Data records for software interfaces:
╔══
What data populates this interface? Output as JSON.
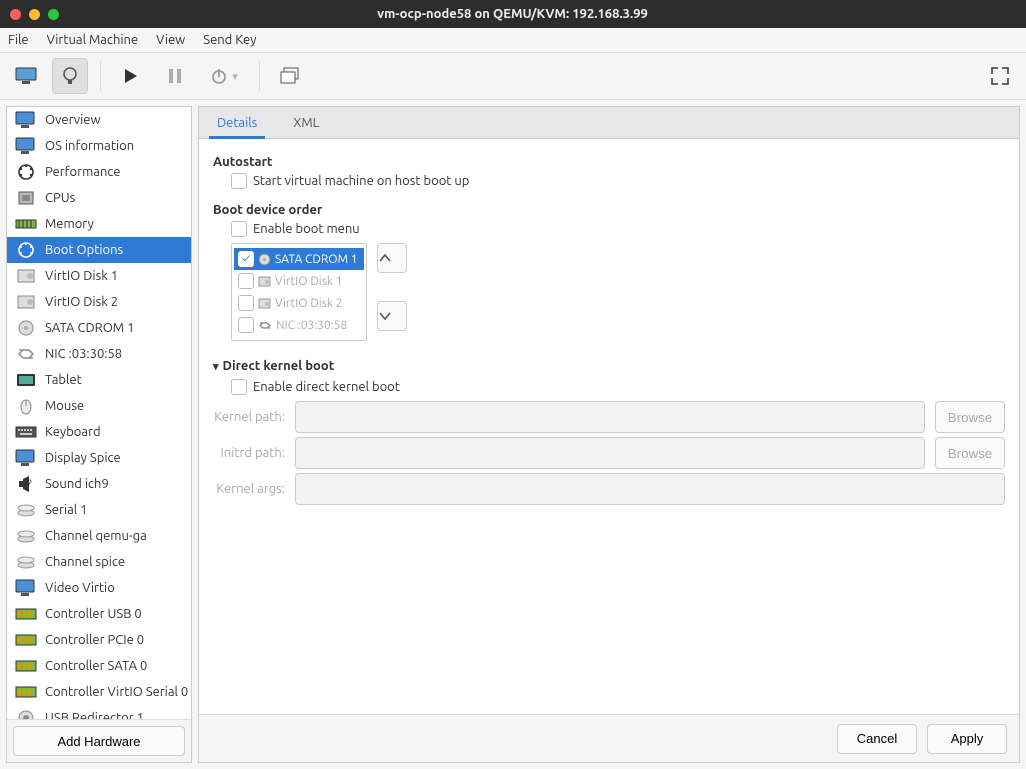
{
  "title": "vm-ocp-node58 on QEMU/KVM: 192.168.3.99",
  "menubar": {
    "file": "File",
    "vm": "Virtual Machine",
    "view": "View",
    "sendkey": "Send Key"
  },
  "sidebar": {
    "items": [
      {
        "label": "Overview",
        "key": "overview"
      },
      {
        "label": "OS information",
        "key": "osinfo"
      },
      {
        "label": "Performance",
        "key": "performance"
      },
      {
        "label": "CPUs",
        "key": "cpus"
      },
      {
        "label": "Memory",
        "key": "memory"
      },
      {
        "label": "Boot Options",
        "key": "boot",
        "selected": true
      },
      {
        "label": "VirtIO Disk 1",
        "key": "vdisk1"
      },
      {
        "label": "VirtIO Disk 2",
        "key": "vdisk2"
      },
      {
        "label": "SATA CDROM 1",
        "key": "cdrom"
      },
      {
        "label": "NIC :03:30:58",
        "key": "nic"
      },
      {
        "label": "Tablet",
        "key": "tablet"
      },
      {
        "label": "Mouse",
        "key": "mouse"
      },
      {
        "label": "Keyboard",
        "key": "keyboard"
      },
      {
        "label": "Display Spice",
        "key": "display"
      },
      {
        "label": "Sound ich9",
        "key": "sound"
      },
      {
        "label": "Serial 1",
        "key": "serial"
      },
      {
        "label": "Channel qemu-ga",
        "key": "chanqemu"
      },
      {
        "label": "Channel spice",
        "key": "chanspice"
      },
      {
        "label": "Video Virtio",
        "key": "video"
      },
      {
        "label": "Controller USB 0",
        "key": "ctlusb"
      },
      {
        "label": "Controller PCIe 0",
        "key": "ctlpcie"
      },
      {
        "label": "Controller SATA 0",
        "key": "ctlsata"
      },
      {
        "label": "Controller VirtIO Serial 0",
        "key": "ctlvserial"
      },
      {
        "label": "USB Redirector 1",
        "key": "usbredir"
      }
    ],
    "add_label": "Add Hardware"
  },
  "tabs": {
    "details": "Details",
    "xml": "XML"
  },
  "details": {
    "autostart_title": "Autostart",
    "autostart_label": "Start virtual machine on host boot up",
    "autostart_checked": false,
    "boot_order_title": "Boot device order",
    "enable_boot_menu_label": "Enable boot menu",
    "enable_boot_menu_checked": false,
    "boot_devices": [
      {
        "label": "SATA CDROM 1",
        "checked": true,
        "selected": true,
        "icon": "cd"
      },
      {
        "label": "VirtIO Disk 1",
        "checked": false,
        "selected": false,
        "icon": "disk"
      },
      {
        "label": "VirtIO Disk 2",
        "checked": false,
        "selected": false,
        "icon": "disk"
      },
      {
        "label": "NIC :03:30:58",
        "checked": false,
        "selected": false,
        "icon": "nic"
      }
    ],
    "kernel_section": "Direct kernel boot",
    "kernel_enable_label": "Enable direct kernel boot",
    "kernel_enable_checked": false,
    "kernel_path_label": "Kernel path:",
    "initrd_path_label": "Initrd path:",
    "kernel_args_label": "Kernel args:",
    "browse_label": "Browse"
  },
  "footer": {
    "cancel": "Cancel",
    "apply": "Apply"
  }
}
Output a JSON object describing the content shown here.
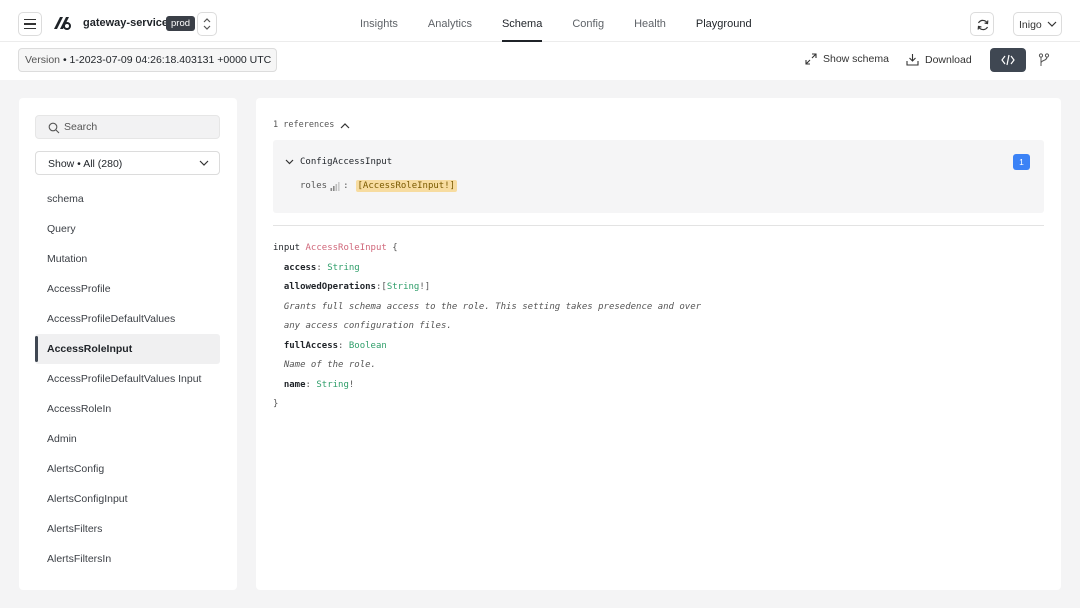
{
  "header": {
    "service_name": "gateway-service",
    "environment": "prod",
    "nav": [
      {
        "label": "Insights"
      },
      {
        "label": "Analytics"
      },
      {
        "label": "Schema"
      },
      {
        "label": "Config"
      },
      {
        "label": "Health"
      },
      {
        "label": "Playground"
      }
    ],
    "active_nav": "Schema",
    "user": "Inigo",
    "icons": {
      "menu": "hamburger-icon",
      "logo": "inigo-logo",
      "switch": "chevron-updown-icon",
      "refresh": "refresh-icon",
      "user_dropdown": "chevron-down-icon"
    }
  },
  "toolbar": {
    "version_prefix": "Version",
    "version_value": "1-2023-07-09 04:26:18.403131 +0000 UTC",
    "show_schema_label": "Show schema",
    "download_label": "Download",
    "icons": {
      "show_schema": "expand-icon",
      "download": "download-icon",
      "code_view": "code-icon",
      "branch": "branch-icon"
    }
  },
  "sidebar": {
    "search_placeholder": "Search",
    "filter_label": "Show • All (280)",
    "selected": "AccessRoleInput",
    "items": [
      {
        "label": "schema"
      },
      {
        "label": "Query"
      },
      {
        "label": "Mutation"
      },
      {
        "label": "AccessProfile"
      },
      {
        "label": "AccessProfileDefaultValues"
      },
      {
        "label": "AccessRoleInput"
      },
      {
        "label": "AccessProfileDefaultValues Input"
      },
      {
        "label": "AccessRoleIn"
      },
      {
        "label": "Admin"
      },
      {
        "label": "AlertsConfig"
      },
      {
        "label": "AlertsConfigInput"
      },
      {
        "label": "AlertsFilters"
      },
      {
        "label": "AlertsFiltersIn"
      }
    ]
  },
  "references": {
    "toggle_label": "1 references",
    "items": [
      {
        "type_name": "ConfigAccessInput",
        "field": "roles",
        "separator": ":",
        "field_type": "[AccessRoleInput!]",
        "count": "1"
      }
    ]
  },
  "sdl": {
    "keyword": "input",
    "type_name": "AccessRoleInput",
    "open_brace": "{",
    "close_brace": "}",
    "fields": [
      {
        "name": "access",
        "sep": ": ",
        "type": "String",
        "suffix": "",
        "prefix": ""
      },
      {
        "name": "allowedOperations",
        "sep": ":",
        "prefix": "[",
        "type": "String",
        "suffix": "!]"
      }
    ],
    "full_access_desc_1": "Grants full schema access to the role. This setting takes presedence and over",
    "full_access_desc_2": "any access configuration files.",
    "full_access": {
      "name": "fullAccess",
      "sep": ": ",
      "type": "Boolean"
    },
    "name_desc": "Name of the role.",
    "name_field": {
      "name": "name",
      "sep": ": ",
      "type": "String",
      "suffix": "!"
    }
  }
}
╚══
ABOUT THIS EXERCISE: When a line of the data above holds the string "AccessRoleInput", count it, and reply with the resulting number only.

EXERCISE RESPONSE: 4